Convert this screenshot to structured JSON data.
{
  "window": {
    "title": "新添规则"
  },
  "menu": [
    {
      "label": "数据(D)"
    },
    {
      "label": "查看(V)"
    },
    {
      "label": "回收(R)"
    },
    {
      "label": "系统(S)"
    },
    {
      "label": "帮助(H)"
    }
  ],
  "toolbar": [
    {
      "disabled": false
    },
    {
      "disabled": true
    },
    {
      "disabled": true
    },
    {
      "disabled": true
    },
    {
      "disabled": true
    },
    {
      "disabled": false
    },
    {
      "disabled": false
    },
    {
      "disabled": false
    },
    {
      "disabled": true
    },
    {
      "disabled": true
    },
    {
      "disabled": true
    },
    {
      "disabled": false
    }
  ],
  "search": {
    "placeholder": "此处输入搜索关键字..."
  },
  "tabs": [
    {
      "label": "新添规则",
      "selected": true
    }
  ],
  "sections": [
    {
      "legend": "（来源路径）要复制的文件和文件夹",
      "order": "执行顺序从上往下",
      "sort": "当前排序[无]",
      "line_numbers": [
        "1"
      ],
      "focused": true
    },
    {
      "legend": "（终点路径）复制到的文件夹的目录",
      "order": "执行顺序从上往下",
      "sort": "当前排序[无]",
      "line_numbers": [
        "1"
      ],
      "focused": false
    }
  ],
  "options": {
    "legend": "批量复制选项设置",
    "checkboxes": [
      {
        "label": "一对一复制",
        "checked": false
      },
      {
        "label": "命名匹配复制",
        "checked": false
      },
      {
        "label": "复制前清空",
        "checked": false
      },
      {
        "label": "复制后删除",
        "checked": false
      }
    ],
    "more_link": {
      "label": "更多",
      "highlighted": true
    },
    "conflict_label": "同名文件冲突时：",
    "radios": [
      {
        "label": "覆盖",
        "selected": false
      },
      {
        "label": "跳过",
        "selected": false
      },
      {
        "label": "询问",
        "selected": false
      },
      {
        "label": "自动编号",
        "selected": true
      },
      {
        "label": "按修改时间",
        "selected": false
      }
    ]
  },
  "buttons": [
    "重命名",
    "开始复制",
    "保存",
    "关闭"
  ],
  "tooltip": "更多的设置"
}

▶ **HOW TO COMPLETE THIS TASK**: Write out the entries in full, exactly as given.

▶ **ANSWER SECTION**:
Convert this screenshot to structured JSON data.
{
  "window": {
    "title": "新添规则"
  },
  "menu": [
    {
      "label": "数据(D)"
    },
    {
      "label": "查看(V)"
    },
    {
      "label": "回收(R)"
    },
    {
      "label": "系统(S)"
    },
    {
      "label": "帮助(H)"
    }
  ],
  "toolbar": [
    {
      "disabled": false
    },
    {
      "disabled": true
    },
    {
      "disabled": true
    },
    {
      "disabled": true
    },
    {
      "disabled": true
    },
    {
      "disabled": false
    },
    {
      "disabled": false
    },
    {
      "disabled": false
    },
    {
      "disabled": true
    },
    {
      "disabled": true
    },
    {
      "disabled": true
    },
    {
      "disabled": false
    }
  ],
  "search": {
    "placeholder": "此处输入搜索关键字..."
  },
  "tabs": [
    {
      "label": "新添规则",
      "selected": true
    }
  ],
  "sections": [
    {
      "legend": "（来源路径）要复制的文件和文件夹",
      "order": "执行顺序从上往下",
      "sort": "当前排序[无]",
      "line_numbers": [
        "1"
      ],
      "focused": true
    },
    {
      "legend": "（终点路径）复制到的文件夹的目录",
      "order": "执行顺序从上往下",
      "sort": "当前排序[无]",
      "line_numbers": [
        "1"
      ],
      "focused": false
    }
  ],
  "options": {
    "legend": "批量复制选项设置",
    "checkboxes": [
      {
        "label": "一对一复制",
        "checked": false
      },
      {
        "label": "命名匹配复制",
        "checked": false
      },
      {
        "label": "复制前清空",
        "checked": false
      },
      {
        "label": "复制后删除",
        "checked": false
      }
    ],
    "more_link": {
      "label": "更多",
      "highlighted": true
    },
    "conflict_label": "同名文件冲突时：",
    "radios": [
      {
        "label": "覆盖",
        "selected": false
      },
      {
        "label": "跳过",
        "selected": false
      },
      {
        "label": "询问",
        "selected": false
      },
      {
        "label": "自动编号",
        "selected": true
      },
      {
        "label": "按修改时间",
        "selected": false
      }
    ]
  },
  "buttons": [
    "重命名",
    "开始复制",
    "保存",
    "关闭"
  ],
  "tooltip": "更多的设置"
}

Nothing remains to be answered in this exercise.